> What is expected
Reproduce the listing in full. Omit the pictures.

> Extracted entries
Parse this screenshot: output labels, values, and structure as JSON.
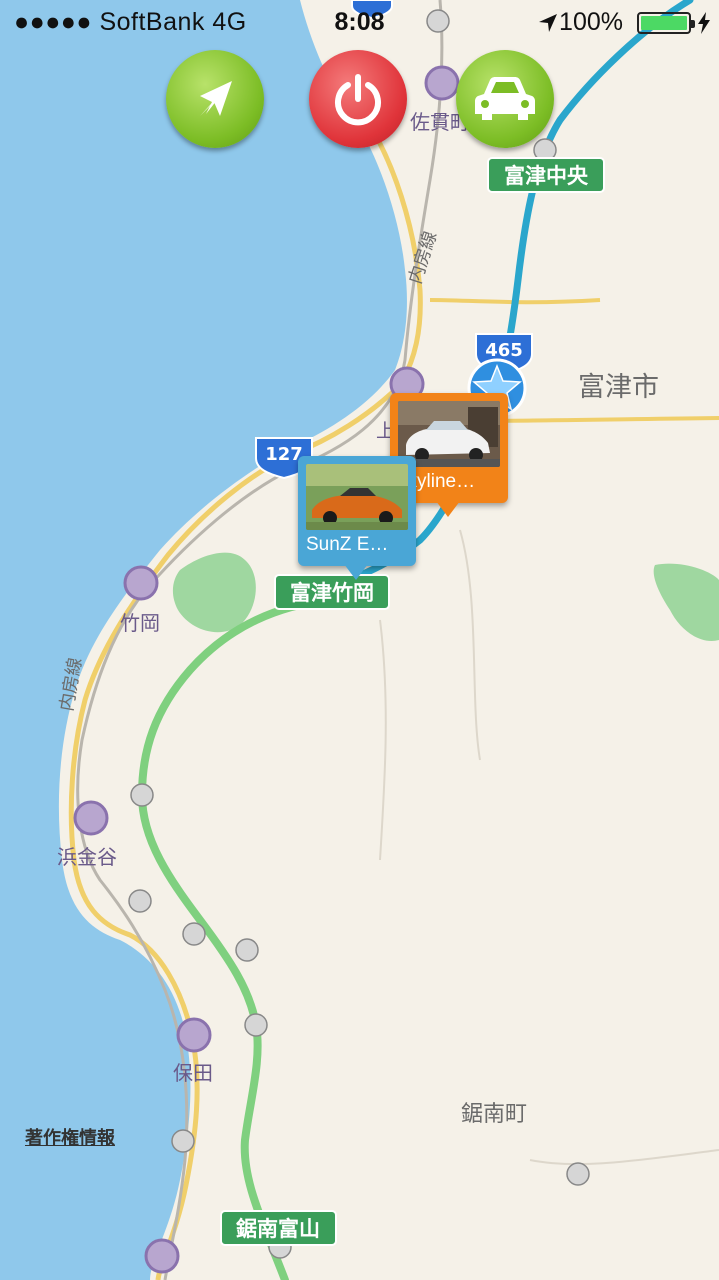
{
  "status_bar": {
    "carrier": "●●●●● SoftBank   4G",
    "time": "8:08",
    "battery": "100%"
  },
  "controls": {
    "locate_icon": "location-arrow-icon",
    "power_icon": "power-icon",
    "car_icon": "car-icon"
  },
  "map": {
    "place_labels": {
      "futtsu_city": "富津市",
      "kyonan_town": "鋸南町",
      "sanukimachi": "佐貫町",
      "takeoka": "竹岡",
      "hamakanaya": "浜金谷",
      "hota": "保田",
      "uchibo_line_1": "内房線",
      "uchibo_line_2": "内房線",
      "kami": "上"
    },
    "interchanges": {
      "futtsu_chuo": "富津中央",
      "futtsu_takeoka": "富津竹岡",
      "kyonan_tomiyama": "鋸南富山"
    },
    "route_shields": {
      "r465": "465",
      "r127": "127"
    },
    "colors": {
      "sea": "#8fc8eb",
      "land": "#f5f1e8",
      "expressway": "#7fd07f",
      "track": "#2aa6cc",
      "shield": "#2d6fd6"
    }
  },
  "pins": {
    "skyline": {
      "label": "skyline…"
    },
    "sunz": {
      "label": "SunZ E…"
    }
  },
  "copyright": "著作権情報"
}
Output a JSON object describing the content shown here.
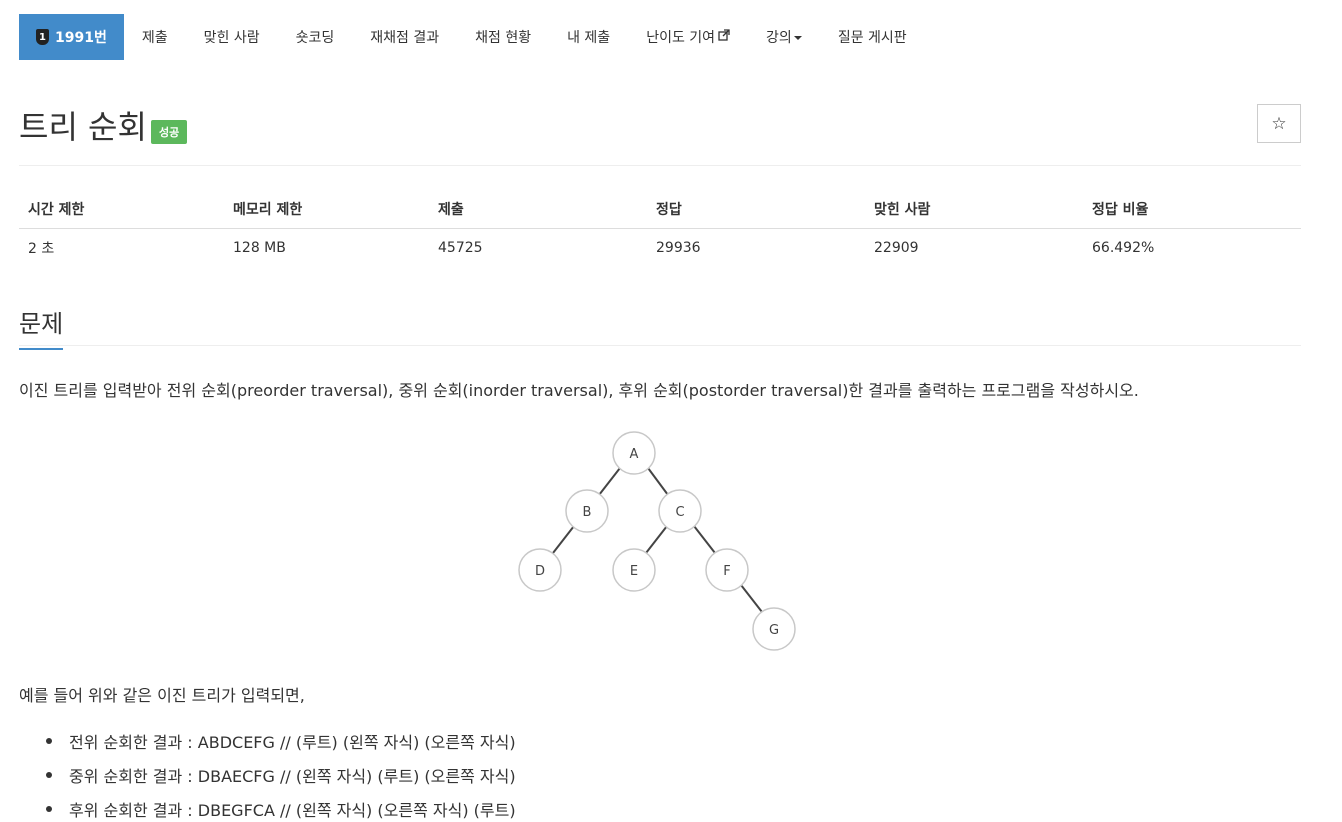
{
  "nav": {
    "tabs": [
      {
        "label": "1991번",
        "icon": "problem-number-icon",
        "active": true
      },
      {
        "label": "제출"
      },
      {
        "label": "맞힌 사람"
      },
      {
        "label": "숏코딩"
      },
      {
        "label": "재채점 결과"
      },
      {
        "label": "채점 현황"
      },
      {
        "label": "내 제출"
      },
      {
        "label": "난이도 기여",
        "icon": "external-link-icon"
      },
      {
        "label": "강의",
        "icon": "caret-down-icon"
      },
      {
        "label": "질문 게시판"
      }
    ],
    "active_color": "#428bca",
    "badge_digit": "1"
  },
  "problem": {
    "title": "트리 순회",
    "status_badge": "성공",
    "status_color": "#5cb85c",
    "star_icon": "star-icon",
    "star_glyph": "☆"
  },
  "info_table": {
    "headers": [
      "시간 제한",
      "메모리 제한",
      "제출",
      "정답",
      "맞힌 사람",
      "정답 비율"
    ],
    "values": [
      "2 초",
      "128 MB",
      "45725",
      "29936",
      "22909",
      "66.492%"
    ]
  },
  "section": {
    "title": "문제",
    "description": "이진 트리를 입력받아 전위 순회(preorder traversal), 중위 순회(inorder traversal), 후위 순회(postorder traversal)한 결과를 출력하는 프로그램을 작성하시오."
  },
  "tree_figure": {
    "nodes": [
      "A",
      "B",
      "C",
      "D",
      "E",
      "F",
      "G"
    ]
  },
  "example": {
    "intro": "예를 들어 위와 같은 이진 트리가 입력되면,",
    "results": [
      "전위 순회한 결과 : ABDCEFG // (루트) (왼쪽 자식) (오른쪽 자식)",
      "중위 순회한 결과 : DBAECFG // (왼쪽 자식) (루트) (오른쪽 자식)",
      "후위 순회한 결과 : DBEGFCA // (왼쪽 자식) (오른쪽 자식) (루트)"
    ]
  }
}
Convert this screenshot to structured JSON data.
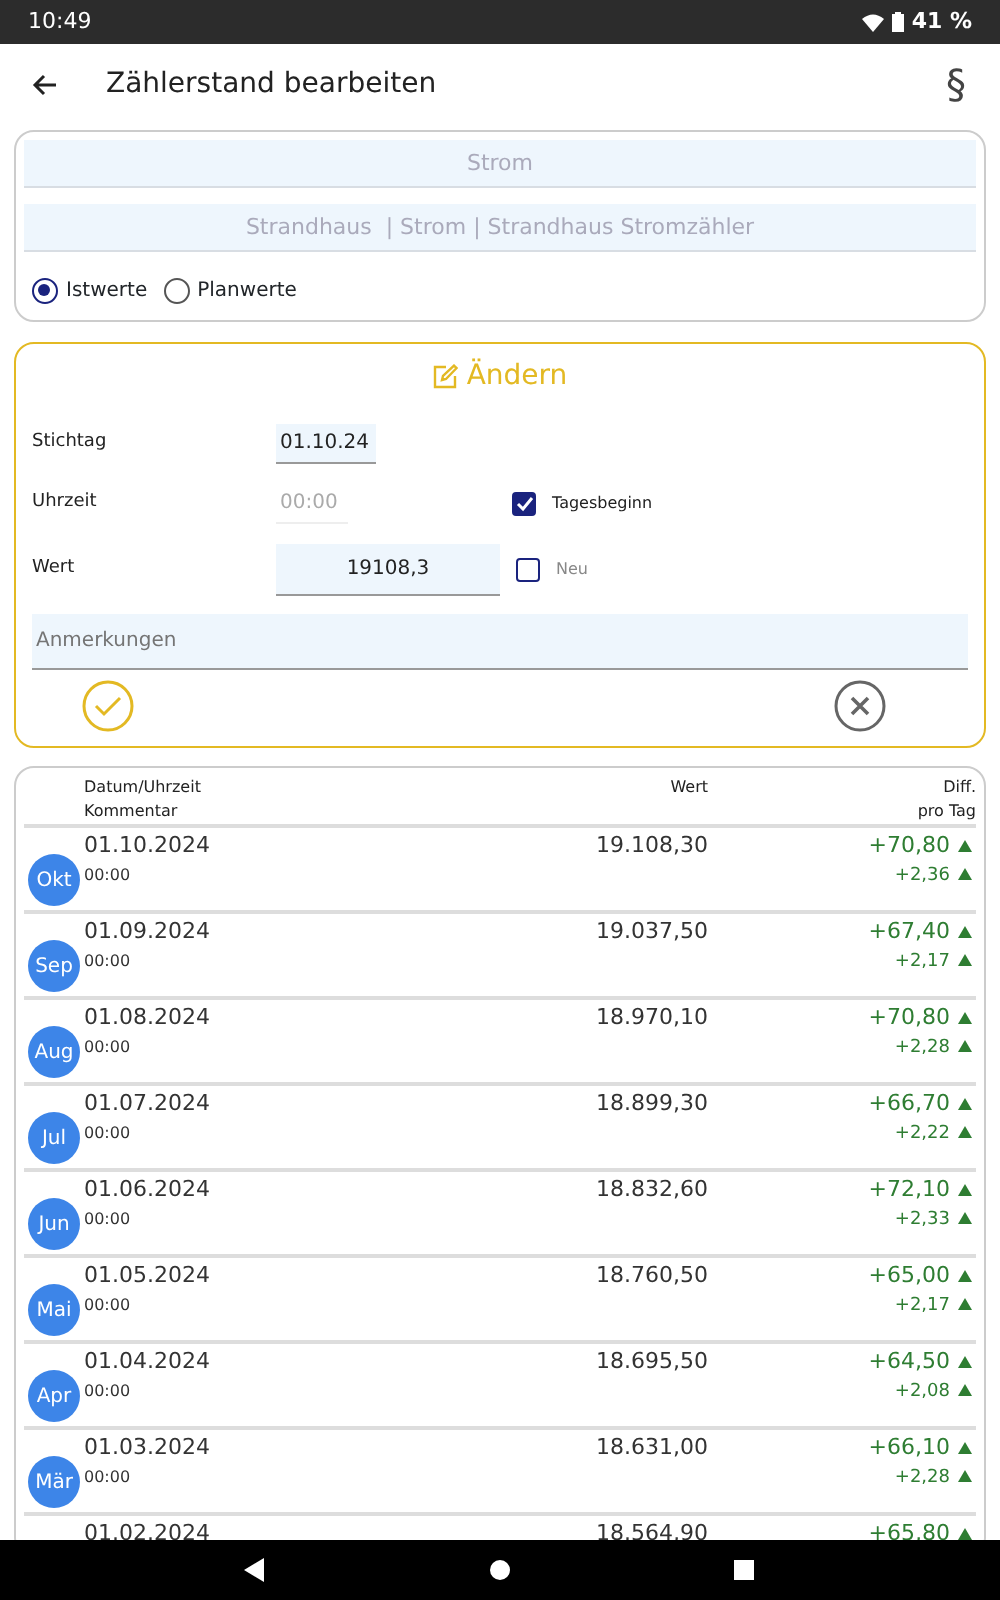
{
  "status_bar": {
    "time": "10:49",
    "battery": "41 %"
  },
  "app_bar": {
    "title": "Zählerstand bearbeiten",
    "action": "§"
  },
  "meter": {
    "category": "Strom",
    "path": "Strandhaus  | Strom | Strandhaus Stromzähler",
    "modes": [
      {
        "label": "Istwerte",
        "selected": true
      },
      {
        "label": "Planwerte",
        "selected": false
      }
    ]
  },
  "edit": {
    "title": "Ändern",
    "fields": [
      {
        "label": "Stichtag",
        "value": "01.10.24"
      },
      {
        "label": "Uhrzeit",
        "value": "00:00"
      },
      {
        "label": "Wert",
        "value": "19108,3"
      }
    ],
    "checkboxes": [
      {
        "label": "Tagesbeginn",
        "checked": true
      },
      {
        "label": "Neu",
        "checked": false
      }
    ],
    "notes": {
      "placeholder": "Anmerkungen"
    }
  },
  "table": {
    "columns": [
      [
        "Datum/Uhrzeit",
        "Kommentar"
      ],
      [
        "Wert"
      ],
      [
        "Diff.",
        "pro Tag"
      ]
    ],
    "rows": [
      {
        "month": "Okt",
        "date": "01.10.2024",
        "time": "00:00",
        "value": "19.108,30",
        "diff": "+70,80",
        "per_day": "+2,36"
      },
      {
        "month": "Sep",
        "date": "01.09.2024",
        "time": "00:00",
        "value": "19.037,50",
        "diff": "+67,40",
        "per_day": "+2,17"
      },
      {
        "month": "Aug",
        "date": "01.08.2024",
        "time": "00:00",
        "value": "18.970,10",
        "diff": "+70,80",
        "per_day": "+2,28"
      },
      {
        "month": "Jul",
        "date": "01.07.2024",
        "time": "00:00",
        "value": "18.899,30",
        "diff": "+66,70",
        "per_day": "+2,22"
      },
      {
        "month": "Jun",
        "date": "01.06.2024",
        "time": "00:00",
        "value": "18.832,60",
        "diff": "+72,10",
        "per_day": "+2,33"
      },
      {
        "month": "Mai",
        "date": "01.05.2024",
        "time": "00:00",
        "value": "18.760,50",
        "diff": "+65,00",
        "per_day": "+2,17"
      },
      {
        "month": "Apr",
        "date": "01.04.2024",
        "time": "00:00",
        "value": "18.695,50",
        "diff": "+64,50",
        "per_day": "+2,08"
      },
      {
        "month": "Mär",
        "date": "01.03.2024",
        "time": "00:00",
        "value": "18.631,00",
        "diff": "+66,10",
        "per_day": "+2,28"
      },
      {
        "date": "01.02.2024",
        "value": "18.564,90",
        "diff": "+65,80"
      }
    ]
  }
}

> Result below
Parse this screenshot: output labels, values, and structure as JSON.
{
  "status_bar": {
    "carrier": "●●●●● SoftBank   4G",
    "time": "8:08",
    "battery": "100%"
  },
  "controls": {
    "locate_icon": "location-arrow-icon",
    "power_icon": "power-icon",
    "car_icon": "car-icon"
  },
  "map": {
    "place_labels": {
      "futtsu_city": "富津市",
      "kyonan_town": "鋸南町",
      "sanukimachi": "佐貫町",
      "takeoka": "竹岡",
      "hamakanaya": "浜金谷",
      "hota": "保田",
      "uchibo_line_1": "内房線",
      "uchibo_line_2": "内房線",
      "kami": "上"
    },
    "interchanges": {
      "futtsu_chuo": "富津中央",
      "futtsu_takeoka": "富津竹岡",
      "kyonan_tomiyama": "鋸南富山"
    },
    "route_shields": {
      "r465": "465",
      "r127": "127"
    },
    "colors": {
      "sea": "#8fc8eb",
      "land": "#f5f1e8",
      "expressway": "#7fd07f",
      "track": "#2aa6cc",
      "shield": "#2d6fd6"
    }
  },
  "pins": {
    "skyline": {
      "label": "skyline…"
    },
    "sunz": {
      "label": "SunZ E…"
    }
  },
  "copyright": "著作権情報"
}
Output a JSON object describing the content shown here.
{
  "nav": {
    "tabs": [
      {
        "label": "1991번",
        "icon": "problem-number-icon",
        "active": true
      },
      {
        "label": "제출"
      },
      {
        "label": "맞힌 사람"
      },
      {
        "label": "숏코딩"
      },
      {
        "label": "재채점 결과"
      },
      {
        "label": "채점 현황"
      },
      {
        "label": "내 제출"
      },
      {
        "label": "난이도 기여",
        "icon": "external-link-icon"
      },
      {
        "label": "강의",
        "icon": "caret-down-icon"
      },
      {
        "label": "질문 게시판"
      }
    ],
    "active_color": "#428bca",
    "badge_digit": "1"
  },
  "problem": {
    "title": "트리 순회",
    "status_badge": "성공",
    "status_color": "#5cb85c",
    "star_icon": "star-icon",
    "star_glyph": "☆"
  },
  "info_table": {
    "headers": [
      "시간 제한",
      "메모리 제한",
      "제출",
      "정답",
      "맞힌 사람",
      "정답 비율"
    ],
    "values": [
      "2 초",
      "128 MB",
      "45725",
      "29936",
      "22909",
      "66.492%"
    ]
  },
  "section": {
    "title": "문제",
    "description": "이진 트리를 입력받아 전위 순회(preorder traversal), 중위 순회(inorder traversal), 후위 순회(postorder traversal)한 결과를 출력하는 프로그램을 작성하시오."
  },
  "tree_figure": {
    "nodes": [
      "A",
      "B",
      "C",
      "D",
      "E",
      "F",
      "G"
    ]
  },
  "example": {
    "intro": "예를 들어 위와 같은 이진 트리가 입력되면,",
    "results": [
      "전위 순회한 결과 : ABDCEFG // (루트) (왼쪽 자식) (오른쪽 자식)",
      "중위 순회한 결과 : DBAECFG // (왼쪽 자식) (루트) (오른쪽 자식)",
      "후위 순회한 결과 : DBEGFCA // (왼쪽 자식) (오른쪽 자식) (루트)"
    ]
  }
}
Convert this screenshot to structured JSON data.
{
  "status_bar": {
    "time": "10:49",
    "battery": "41 %"
  },
  "app_bar": {
    "title": "Zählerstand bearbeiten",
    "action": "§"
  },
  "meter": {
    "category": "Strom",
    "path": "Strandhaus  | Strom | Strandhaus Stromzähler",
    "modes": [
      {
        "label": "Istwerte",
        "selected": true
      },
      {
        "label": "Planwerte",
        "selected": false
      }
    ]
  },
  "edit": {
    "title": "Ändern",
    "fields": [
      {
        "label": "Stichtag",
        "value": "01.10.24"
      },
      {
        "label": "Uhrzeit",
        "value": "00:00"
      },
      {
        "label": "Wert",
        "value": "19108,3"
      }
    ],
    "checkboxes": [
      {
        "label": "Tagesbeginn",
        "checked": true
      },
      {
        "label": "Neu",
        "checked": false
      }
    ],
    "notes": {
      "placeholder": "Anmerkungen"
    }
  },
  "table": {
    "columns": [
      [
        "Datum/Uhrzeit",
        "Kommentar"
      ],
      [
        "Wert"
      ],
      [
        "Diff.",
        "pro Tag"
      ]
    ],
    "rows": [
      {
        "month": "Okt",
        "date": "01.10.2024",
        "time": "00:00",
        "value": "19.108,30",
        "diff": "+70,80",
        "per_day": "+2,36"
      },
      {
        "month": "Sep",
        "date": "01.09.2024",
        "time": "00:00",
        "value": "19.037,50",
        "diff": "+67,40",
        "per_day": "+2,17"
      },
      {
        "month": "Aug",
        "date": "01.08.2024",
        "time": "00:00",
        "value": "18.970,10",
        "diff": "+70,80",
        "per_day": "+2,28"
      },
      {
        "month": "Jul",
        "date": "01.07.2024",
        "time": "00:00",
        "value": "18.899,30",
        "diff": "+66,70",
        "per_day": "+2,22"
      },
      {
        "month": "Jun",
        "date": "01.06.2024",
        "time": "00:00",
        "value": "18.832,60",
        "diff": "+72,10",
        "per_day": "+2,33"
      },
      {
        "month": "Mai",
        "date": "01.05.2024",
        "time": "00:00",
        "value": "18.760,50",
        "diff": "+65,00",
        "per_day": "+2,17"
      },
      {
        "month": "Apr",
        "date": "01.04.2024",
        "time": "00:00",
        "value": "18.695,50",
        "diff": "+64,50",
        "per_day": "+2,08"
      },
      {
        "month": "Mär",
        "date": "01.03.2024",
        "time": "00:00",
        "value": "18.631,00",
        "diff": "+66,10",
        "per_day": "+2,28"
      },
      {
        "date": "01.02.2024",
        "value": "18.564,90",
        "diff": "+65,80"
      }
    ]
  }
}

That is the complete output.